TASK STATEMENT:
Return, from the listing below, every line that includes "this".

RECORDS FOR PROCESSING:
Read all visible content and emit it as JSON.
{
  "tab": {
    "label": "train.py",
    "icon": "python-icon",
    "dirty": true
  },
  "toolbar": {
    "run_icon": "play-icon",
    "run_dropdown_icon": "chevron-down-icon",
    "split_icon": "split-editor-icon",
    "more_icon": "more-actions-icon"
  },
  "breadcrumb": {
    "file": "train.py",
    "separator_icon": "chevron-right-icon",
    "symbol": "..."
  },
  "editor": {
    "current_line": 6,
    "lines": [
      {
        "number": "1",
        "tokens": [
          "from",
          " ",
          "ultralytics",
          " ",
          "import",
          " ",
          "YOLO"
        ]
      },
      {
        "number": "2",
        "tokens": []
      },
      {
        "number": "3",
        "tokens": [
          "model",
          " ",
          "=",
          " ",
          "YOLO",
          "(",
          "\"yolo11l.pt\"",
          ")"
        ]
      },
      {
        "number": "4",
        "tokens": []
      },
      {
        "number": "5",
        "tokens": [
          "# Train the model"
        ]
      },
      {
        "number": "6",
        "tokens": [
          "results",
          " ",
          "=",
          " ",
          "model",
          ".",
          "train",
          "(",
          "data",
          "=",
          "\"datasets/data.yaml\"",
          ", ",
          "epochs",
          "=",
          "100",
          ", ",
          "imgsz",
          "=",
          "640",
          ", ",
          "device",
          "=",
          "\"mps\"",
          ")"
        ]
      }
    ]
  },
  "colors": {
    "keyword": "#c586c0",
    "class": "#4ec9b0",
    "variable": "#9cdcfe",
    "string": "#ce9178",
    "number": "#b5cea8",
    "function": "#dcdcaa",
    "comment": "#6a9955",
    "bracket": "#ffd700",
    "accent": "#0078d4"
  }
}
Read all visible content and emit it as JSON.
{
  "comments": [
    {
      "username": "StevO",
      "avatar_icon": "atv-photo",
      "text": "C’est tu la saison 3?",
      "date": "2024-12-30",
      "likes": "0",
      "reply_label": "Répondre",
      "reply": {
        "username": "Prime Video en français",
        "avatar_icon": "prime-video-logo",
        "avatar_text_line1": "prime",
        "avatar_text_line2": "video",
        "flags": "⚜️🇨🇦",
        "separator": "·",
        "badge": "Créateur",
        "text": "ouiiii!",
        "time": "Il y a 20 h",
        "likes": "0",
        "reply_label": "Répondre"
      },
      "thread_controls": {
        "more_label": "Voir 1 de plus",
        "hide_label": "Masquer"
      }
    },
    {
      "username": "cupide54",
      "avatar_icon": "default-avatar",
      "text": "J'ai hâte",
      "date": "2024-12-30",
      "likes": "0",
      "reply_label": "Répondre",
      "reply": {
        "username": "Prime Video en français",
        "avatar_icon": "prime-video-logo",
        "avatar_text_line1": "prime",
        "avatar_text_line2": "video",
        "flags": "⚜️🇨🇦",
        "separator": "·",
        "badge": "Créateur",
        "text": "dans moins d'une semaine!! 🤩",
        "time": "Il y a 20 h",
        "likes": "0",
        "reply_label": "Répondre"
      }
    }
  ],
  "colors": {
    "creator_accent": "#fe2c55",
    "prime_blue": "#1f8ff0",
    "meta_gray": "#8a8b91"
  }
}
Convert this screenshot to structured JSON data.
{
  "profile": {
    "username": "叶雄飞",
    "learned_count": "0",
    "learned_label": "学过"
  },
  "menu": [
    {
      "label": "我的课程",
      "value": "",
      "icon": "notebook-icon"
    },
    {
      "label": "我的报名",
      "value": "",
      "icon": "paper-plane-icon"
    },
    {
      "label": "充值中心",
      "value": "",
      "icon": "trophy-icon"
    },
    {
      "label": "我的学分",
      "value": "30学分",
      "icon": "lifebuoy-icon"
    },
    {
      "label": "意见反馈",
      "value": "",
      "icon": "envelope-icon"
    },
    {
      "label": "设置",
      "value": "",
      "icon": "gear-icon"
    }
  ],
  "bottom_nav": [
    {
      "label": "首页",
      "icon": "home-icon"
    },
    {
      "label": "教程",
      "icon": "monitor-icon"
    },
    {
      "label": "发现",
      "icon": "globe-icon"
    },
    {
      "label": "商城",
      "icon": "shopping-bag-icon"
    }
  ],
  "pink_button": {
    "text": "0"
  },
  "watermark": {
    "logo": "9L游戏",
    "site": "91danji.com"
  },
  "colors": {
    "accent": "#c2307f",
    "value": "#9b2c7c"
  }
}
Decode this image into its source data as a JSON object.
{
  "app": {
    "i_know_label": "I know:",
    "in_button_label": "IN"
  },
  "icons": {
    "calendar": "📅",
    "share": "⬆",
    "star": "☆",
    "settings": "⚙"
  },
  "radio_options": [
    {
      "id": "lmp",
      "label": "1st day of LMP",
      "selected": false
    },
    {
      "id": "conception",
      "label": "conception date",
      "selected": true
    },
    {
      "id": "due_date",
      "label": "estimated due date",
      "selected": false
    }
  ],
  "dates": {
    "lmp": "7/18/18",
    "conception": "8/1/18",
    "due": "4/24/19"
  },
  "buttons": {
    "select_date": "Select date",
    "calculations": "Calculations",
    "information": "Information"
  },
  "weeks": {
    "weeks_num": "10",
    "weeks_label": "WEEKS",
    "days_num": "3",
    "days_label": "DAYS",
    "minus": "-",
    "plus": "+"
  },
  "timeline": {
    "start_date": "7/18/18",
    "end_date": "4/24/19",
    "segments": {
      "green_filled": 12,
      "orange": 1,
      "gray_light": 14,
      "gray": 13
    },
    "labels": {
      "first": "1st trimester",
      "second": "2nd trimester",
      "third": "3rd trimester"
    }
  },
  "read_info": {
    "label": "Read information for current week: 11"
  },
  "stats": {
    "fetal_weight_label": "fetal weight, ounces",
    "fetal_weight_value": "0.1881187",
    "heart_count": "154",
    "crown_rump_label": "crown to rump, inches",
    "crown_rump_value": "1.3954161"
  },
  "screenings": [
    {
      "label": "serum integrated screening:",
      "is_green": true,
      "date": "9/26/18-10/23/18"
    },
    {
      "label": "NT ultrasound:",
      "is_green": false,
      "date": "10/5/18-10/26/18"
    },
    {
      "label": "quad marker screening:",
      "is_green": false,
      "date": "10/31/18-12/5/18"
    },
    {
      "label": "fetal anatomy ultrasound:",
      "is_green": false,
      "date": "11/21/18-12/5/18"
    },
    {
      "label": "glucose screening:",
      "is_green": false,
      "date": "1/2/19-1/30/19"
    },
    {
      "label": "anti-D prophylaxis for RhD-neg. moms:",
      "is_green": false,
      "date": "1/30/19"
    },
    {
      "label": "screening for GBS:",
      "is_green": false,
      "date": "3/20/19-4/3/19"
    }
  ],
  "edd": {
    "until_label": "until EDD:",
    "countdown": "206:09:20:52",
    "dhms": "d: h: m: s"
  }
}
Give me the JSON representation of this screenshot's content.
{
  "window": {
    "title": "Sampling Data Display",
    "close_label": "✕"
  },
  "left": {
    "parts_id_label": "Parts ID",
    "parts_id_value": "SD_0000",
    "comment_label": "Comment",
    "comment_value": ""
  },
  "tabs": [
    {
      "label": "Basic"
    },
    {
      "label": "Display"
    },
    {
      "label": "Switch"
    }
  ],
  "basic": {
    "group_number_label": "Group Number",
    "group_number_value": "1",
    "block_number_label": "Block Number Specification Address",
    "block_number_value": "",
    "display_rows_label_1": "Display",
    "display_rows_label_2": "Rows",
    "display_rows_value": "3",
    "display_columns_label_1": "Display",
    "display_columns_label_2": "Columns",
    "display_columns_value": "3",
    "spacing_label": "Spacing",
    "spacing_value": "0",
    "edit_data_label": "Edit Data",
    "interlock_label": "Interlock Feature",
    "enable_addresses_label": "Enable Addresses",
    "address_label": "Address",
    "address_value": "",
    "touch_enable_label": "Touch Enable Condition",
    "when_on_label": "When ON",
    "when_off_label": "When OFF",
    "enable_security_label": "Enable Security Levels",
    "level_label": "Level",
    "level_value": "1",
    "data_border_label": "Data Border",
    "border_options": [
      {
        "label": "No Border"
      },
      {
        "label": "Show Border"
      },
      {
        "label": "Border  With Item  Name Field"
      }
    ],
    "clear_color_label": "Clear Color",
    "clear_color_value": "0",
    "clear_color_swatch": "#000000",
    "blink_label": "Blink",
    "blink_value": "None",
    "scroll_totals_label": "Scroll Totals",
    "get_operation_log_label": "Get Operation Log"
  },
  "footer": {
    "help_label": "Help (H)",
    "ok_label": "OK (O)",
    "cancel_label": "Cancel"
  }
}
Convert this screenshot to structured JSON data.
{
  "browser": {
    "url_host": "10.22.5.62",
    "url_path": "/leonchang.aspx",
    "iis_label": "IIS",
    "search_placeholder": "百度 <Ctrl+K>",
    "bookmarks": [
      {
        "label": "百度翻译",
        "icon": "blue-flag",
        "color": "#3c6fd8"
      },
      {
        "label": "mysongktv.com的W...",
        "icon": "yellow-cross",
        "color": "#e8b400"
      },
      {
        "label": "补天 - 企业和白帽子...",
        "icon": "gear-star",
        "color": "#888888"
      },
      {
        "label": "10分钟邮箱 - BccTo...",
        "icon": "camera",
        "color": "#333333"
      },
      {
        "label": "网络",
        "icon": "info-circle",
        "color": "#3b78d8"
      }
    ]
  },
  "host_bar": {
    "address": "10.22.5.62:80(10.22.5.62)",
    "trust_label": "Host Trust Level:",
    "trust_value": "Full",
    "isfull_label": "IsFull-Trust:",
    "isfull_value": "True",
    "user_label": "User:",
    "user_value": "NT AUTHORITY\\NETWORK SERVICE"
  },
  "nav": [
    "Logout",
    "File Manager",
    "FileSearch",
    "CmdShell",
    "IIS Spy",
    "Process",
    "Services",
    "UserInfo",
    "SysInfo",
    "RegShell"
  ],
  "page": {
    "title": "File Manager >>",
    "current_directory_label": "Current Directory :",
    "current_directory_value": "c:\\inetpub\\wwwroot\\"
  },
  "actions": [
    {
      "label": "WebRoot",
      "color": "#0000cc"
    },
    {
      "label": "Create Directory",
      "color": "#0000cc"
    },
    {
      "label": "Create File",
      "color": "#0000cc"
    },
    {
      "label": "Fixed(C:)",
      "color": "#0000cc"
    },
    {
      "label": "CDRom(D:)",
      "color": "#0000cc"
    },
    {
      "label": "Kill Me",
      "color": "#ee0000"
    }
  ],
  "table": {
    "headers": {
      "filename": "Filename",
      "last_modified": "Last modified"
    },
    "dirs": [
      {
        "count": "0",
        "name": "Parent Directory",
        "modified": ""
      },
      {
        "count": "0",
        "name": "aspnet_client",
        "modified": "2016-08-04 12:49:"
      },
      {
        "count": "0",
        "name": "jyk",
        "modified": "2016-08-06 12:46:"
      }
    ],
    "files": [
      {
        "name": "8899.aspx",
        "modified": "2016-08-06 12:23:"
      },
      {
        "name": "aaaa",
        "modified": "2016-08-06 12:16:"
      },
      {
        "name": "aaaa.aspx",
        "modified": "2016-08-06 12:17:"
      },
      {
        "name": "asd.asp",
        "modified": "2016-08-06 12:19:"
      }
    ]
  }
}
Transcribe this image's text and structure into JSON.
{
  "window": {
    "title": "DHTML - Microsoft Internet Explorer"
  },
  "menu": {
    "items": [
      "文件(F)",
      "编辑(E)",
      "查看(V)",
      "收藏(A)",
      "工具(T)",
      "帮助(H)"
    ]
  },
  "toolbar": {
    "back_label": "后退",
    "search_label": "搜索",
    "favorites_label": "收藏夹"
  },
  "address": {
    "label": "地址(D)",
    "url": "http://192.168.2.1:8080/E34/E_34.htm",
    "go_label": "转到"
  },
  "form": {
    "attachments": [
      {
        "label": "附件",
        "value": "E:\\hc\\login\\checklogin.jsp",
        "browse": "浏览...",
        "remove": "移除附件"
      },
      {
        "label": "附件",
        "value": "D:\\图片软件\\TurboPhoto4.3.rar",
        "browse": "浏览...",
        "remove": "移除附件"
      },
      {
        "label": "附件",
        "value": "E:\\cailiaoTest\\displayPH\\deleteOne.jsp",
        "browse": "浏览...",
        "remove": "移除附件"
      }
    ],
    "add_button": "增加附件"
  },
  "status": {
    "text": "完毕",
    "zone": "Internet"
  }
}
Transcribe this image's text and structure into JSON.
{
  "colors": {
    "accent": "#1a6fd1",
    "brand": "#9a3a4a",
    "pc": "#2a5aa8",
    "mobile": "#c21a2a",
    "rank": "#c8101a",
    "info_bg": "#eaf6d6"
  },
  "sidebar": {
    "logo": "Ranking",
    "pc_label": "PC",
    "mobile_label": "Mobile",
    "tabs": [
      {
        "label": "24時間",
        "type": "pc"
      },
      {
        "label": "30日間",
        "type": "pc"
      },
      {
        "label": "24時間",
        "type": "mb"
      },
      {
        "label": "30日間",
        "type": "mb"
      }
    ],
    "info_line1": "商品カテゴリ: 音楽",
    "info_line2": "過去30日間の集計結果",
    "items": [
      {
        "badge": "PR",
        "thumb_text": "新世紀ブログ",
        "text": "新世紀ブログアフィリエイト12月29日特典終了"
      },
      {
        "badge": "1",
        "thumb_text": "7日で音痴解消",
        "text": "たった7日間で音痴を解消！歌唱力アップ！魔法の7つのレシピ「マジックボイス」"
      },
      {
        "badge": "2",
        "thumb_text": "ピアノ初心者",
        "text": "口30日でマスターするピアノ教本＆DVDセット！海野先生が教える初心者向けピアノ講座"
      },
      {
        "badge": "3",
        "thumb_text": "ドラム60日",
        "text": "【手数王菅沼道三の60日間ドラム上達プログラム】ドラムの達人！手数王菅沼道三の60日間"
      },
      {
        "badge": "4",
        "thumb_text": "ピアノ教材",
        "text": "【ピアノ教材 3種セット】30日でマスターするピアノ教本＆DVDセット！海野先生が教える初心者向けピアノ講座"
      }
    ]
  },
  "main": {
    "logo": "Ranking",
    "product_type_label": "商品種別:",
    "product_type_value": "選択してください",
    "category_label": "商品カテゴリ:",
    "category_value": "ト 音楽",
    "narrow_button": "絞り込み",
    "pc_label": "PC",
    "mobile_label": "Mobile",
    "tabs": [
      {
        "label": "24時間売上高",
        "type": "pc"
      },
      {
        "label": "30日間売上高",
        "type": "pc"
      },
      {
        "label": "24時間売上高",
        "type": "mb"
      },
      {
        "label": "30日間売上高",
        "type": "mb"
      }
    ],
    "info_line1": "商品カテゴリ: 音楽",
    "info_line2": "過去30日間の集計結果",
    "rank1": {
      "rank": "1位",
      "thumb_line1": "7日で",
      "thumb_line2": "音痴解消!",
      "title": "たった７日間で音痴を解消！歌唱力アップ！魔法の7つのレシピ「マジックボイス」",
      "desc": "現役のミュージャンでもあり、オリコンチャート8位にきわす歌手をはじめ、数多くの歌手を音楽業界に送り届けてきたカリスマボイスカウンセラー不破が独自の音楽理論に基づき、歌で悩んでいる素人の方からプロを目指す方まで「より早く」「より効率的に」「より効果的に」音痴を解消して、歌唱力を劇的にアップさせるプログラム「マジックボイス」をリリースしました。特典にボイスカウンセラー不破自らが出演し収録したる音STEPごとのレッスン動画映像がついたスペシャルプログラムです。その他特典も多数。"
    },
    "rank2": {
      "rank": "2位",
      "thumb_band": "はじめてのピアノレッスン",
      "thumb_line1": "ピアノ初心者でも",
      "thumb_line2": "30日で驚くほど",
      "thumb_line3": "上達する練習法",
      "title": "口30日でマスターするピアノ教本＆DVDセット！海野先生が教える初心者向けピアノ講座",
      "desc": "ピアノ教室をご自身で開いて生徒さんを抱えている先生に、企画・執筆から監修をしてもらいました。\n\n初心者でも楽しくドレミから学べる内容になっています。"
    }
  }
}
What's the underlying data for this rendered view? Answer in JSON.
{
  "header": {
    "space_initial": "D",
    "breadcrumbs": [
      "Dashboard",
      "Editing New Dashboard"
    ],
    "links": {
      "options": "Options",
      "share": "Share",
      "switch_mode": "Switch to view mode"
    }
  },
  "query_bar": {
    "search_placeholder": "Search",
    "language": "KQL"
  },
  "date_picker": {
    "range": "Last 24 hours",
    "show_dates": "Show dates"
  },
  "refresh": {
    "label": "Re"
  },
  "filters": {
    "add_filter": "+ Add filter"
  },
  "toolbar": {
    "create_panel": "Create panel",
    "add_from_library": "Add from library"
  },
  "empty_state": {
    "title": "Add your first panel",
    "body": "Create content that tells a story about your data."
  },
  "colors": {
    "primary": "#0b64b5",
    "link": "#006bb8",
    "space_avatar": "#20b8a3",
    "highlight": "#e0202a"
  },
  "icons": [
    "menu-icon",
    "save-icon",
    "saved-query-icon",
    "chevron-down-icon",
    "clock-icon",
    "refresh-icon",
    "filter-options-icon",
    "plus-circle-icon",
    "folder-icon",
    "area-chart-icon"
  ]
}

PROBLEM SOLUTION:
Convert this screenshot to structured JSON data.
Decode this image into its source data as a JSON object.
Give me the JSON representation of this screenshot's content.
Convert this screenshot to structured JSON data.
Transcribe this image's text and structure into JSON.
Transcribe this image's text and structure into JSON.
What's the underlying data for this rendered view? Answer in JSON.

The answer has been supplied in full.